## [Try it]
Wherever the word "CART" occurs in the lines below, copy the whole line.

[Stored items from a collection]
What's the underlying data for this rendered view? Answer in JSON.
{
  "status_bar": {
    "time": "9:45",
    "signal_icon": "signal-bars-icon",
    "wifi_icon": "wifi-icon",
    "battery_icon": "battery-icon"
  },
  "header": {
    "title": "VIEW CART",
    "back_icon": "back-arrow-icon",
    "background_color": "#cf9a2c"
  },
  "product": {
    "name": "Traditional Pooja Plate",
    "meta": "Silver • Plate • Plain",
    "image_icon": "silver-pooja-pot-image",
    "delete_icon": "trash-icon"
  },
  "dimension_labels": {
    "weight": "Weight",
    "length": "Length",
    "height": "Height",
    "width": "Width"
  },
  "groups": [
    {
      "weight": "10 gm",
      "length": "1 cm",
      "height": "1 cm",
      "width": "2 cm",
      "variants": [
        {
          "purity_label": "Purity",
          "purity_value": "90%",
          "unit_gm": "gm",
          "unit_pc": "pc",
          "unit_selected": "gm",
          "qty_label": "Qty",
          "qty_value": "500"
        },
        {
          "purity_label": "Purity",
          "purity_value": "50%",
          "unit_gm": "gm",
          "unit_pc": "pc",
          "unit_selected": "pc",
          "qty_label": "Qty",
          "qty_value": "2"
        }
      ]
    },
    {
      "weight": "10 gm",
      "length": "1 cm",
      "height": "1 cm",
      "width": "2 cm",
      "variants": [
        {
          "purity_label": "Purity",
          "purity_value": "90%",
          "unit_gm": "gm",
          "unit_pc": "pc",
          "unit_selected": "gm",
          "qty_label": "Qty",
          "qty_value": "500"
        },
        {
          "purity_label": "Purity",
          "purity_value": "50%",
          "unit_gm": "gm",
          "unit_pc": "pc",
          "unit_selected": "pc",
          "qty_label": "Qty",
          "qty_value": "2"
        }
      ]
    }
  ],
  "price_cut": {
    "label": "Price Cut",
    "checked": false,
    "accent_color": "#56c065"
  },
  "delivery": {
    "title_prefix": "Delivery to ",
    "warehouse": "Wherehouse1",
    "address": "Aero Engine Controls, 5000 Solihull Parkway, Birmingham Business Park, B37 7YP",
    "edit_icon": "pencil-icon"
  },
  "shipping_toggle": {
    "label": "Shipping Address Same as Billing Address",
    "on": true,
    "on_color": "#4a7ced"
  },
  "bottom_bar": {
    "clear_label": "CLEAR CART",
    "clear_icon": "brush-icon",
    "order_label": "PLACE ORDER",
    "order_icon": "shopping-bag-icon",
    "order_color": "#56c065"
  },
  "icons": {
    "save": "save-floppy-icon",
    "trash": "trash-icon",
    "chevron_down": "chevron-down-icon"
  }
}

## [Response for this exercise]
    "title": "VIEW CART",
    "clear_label": "CLEAR CART",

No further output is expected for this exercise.